The Jubilee Year of Mercy opens in Rome on Tuesday. Here, Melbourne's Archbishop Denis Hart, President of the Australian Catholic Bishops Conference, considers mercy as the bridge which connects God to humanity.
In our modern world we see so many signs of the efforts of men and women to master challenges and problems.
The remarkable progress in science and technology, the tremendous advances in medicine, our capacity to build taller buildings, wider roads, and to travel and use modern means of communication, have brought our beautiful world to become a global village.
We are proud of our achievements and resistant to admit weakness or failure.
Pope Francis is inviting all people of goodwill to celebrate a Year of Mercy from 8 December 2015 until Christ the King 20th November 2016. The Year will begin fifty years after the close of the Second Vatican Council, which introduced a new epoch in the Church’s life.
Modern people are so proud of their achievements that we find it hard to admit failure. Yet, because we were all sinners, Jesus came as the face of the Father’s mercy, inviting us to realise our true need of mercy and forgiveness. Rather than pushing aside our weakness, we are invited to know that God is near.
By looking on Jesus, we can see mercy as the bridge that connects God and people, opening our hearts to the hope of being loved despite our sinfulness.
The pressures of modern living, the ceaseless activity, the challenges and responsibilities of families, workers and leaders alike leave little time for reflection.
The Year of Mercy helps us to know that God is near. He wishes to use the medicine of mercy, rather than the arms of severity. Jesus invites us to know that we are forgiven, that God’s mercy which endures forever reminds us that mercy will always be greater than any sin. No one can place limits on the love of God, who is ever ready to forgive.
The Year of Mercy urges us not to be afraid of our sins and weaknesses, but to turn to God and be forgiven. The beautiful Sacrament of Reconciliation offered more regularly this year will be a sign that like the prodigal son we are constantly in the Father’s love.
God is a father, who never gives up until he has forgiven the wrong and overcome rejection with compassion and mercy. More than this, Pope Francis in his letter for the Jubilee invites us to be part of this great movement of mercy and compassion: having known God’s forgiveness.

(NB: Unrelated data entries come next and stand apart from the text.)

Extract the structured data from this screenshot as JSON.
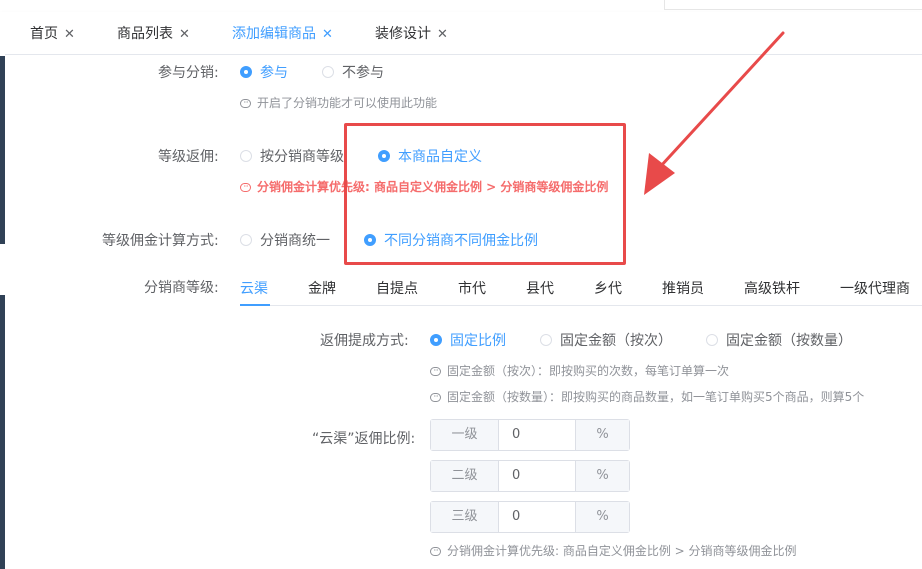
{
  "tabs": [
    {
      "label": "首页",
      "close": "✕"
    },
    {
      "label": "商品列表",
      "close": "✕"
    },
    {
      "label": "添加编辑商品",
      "close": "✕"
    },
    {
      "label": "装修设计",
      "close": "✕"
    }
  ],
  "participate": {
    "label": "参与分销:",
    "options": [
      "参与",
      "不参与"
    ],
    "hint": "开启了分销功能才可以使用此功能"
  },
  "level_rebate": {
    "label": "等级返佣:",
    "options": [
      "按分销商等级",
      "本商品自定义"
    ],
    "warning": "分销佣金计算优先级:  商品自定义佣金比例 > 分销商等级佣金比例"
  },
  "calc_method": {
    "label": "等级佣金计算方式:",
    "options": [
      "分销商统一",
      "不同分销商不同佣金比例"
    ]
  },
  "dist_levels": {
    "label": "分销商等级:",
    "tabs": [
      "云渠",
      "金牌",
      "自提点",
      "市代",
      "县代",
      "乡代",
      "推销员",
      "高级铁杆",
      "一级代理商"
    ]
  },
  "rebate_method": {
    "label": "返佣提成方式:",
    "options": [
      "固定比例",
      "固定金额（按次）",
      "固定金额（按数量）"
    ],
    "hints": [
      "固定金额（按次）：即按购买的次数，每笔订单算一次",
      "固定金额（按数量）：即按购买的商品数量，如一笔订单购买5个商品，则算5个"
    ]
  },
  "ratio": {
    "label": "“云渠”返佣比例:",
    "rows": [
      {
        "level": "一级",
        "value": "0",
        "unit": "%"
      },
      {
        "level": "二级",
        "value": "0",
        "unit": "%"
      },
      {
        "level": "三级",
        "value": "0",
        "unit": "%"
      }
    ],
    "hint": "分销佣金计算优先级:  商品自定义佣金比例 > 分销商等级佣金比例"
  },
  "colors": {
    "accent": "#409eff",
    "annotation": "#e84a4a",
    "warning": "#f56c6c"
  }
}
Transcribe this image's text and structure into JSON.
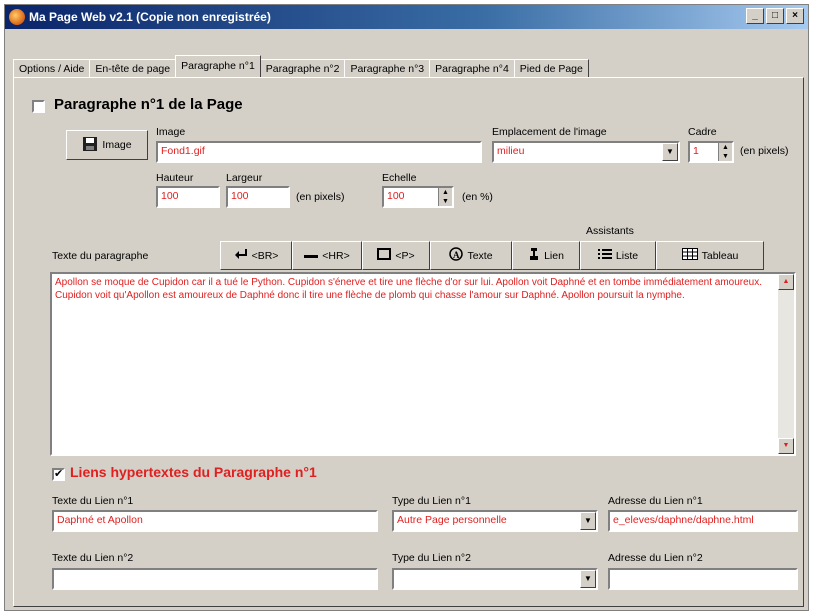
{
  "window": {
    "title": "Ma Page Web v2.1 (Copie non enregistrée)",
    "buttons": [
      "_",
      "□",
      "×"
    ]
  },
  "tabs": [
    {
      "label": "Options / Aide",
      "active": false
    },
    {
      "label": "En-tête de page",
      "active": false
    },
    {
      "label": "Paragraphe n°1",
      "active": true
    },
    {
      "label": "Paragraphe n°2",
      "active": false
    },
    {
      "label": "Paragraphe n°3",
      "active": false
    },
    {
      "label": "Paragraphe n°4",
      "active": false
    },
    {
      "label": "Pied de Page",
      "active": false
    }
  ],
  "section1": {
    "title": "Paragraphe n°1 de la Page",
    "checked": false
  },
  "image": {
    "button_label": "Image",
    "label": "Image",
    "value": "Fond1.gif",
    "emplacement_label": "Emplacement de l'image",
    "emplacement_value": "milieu",
    "cadre_label": "Cadre",
    "cadre_value": "1",
    "cadre_unit": "(en pixels)",
    "hauteur_label": "Hauteur",
    "hauteur_value": "100",
    "largeur_label": "Largeur",
    "largeur_value": "100",
    "size_unit": "(en pixels)",
    "echelle_label": "Echelle",
    "echelle_value": "100",
    "echelle_unit": "(en %)"
  },
  "paragraph": {
    "label": "Texte du paragraphe",
    "assistants_label": "Assistants",
    "text": "Apollon se moque de Cupidon car il a tué le Python. Cupidon s'énerve et tire une flèche d'or sur lui. Apollon voit Daphné et en tombe immédiatement amoureux. Cupidon voit qu'Apollon est amoureux de Daphné donc il tire une flèche de plomb qui chasse l'amour sur Daphné. Apollon poursuit la nymphe."
  },
  "assistants": [
    {
      "icon": "enter-arrow-icon",
      "label": "<BR>"
    },
    {
      "icon": "horizontal-rule-icon",
      "label": "<HR>"
    },
    {
      "icon": "paragraph-box-icon",
      "label": "<P>"
    },
    {
      "icon": "text-style-icon",
      "label": "Texte"
    },
    {
      "icon": "link-icon",
      "label": "Lien"
    },
    {
      "icon": "list-icon",
      "label": "Liste"
    },
    {
      "icon": "table-icon",
      "label": "Tableau"
    }
  ],
  "links_section": {
    "title": "Liens hypertextes du Paragraphe n°1",
    "checked": true,
    "title_color": "#e02020"
  },
  "links": [
    {
      "text_label": "Texte du Lien n°1",
      "text_value": "Daphné et Apollon",
      "type_label": "Type du Lien n°1",
      "type_value": "Autre Page personnelle",
      "address_label": "Adresse du Lien n°1",
      "address_value": "e_eleves/daphne/daphne.html"
    },
    {
      "text_label": "Texte du Lien n°2",
      "text_value": "",
      "type_label": "Type du Lien n°2",
      "type_value": "",
      "address_label": "Adresse du Lien n°2",
      "address_value": ""
    }
  ],
  "colors": {
    "value_text": "#e02020",
    "face": "#d4d0c8",
    "titlebar": "#0a246a"
  }
}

“We are called to gaze even more attentively on mercy so that we may become a more effective sign of the Father’s action in our lives.” The Pope wishes this Jubilee to be a time when the witness of believers might be stronger and more effective. God has shown his power in mercy and forgiveness, now he invites us to practise works of mercy.
As members of the Church we allow mercy to reawaken us to new life and hope, to bring into daily living the invitation Jesus gives: “Be merciful just as your Father is merciful.” (Luke 6:36)
He asks us not to judge and not to condemn, to open our hearts to those on the fringes of society. We are invited to reawaken our conscience, which has grown dull in the face of routine, poverty and busyness.
Specifically, we are invited to rediscover the corporal works of mercy: To feed the hungry, give drink to the thirsty, clothe the naked, welcome the stranger, heal the sick, visit the imprisoned and bury the dead.
Similarly important are the spiritual works of mercy: to counsel the doubtful, instruct the ignorant, admonish sinners, comfort the afflicted, forgive offences, bear patiently those who do us ill and pray for the living and the dead.
There are many opportunities in daily living: We are invited to be the means of consolation and encouragement to others, remembering that mercy will always be greater than any sin and no one can place limits on the love of God who is ever ready to forgive.
May this Year of Mercy and compassion be a new invitation to hope and to seek out and encourage our sisters and brothers.
- By + Denis J. Hart, Archbishop of Melbourne
Image: The Telegraph London, here.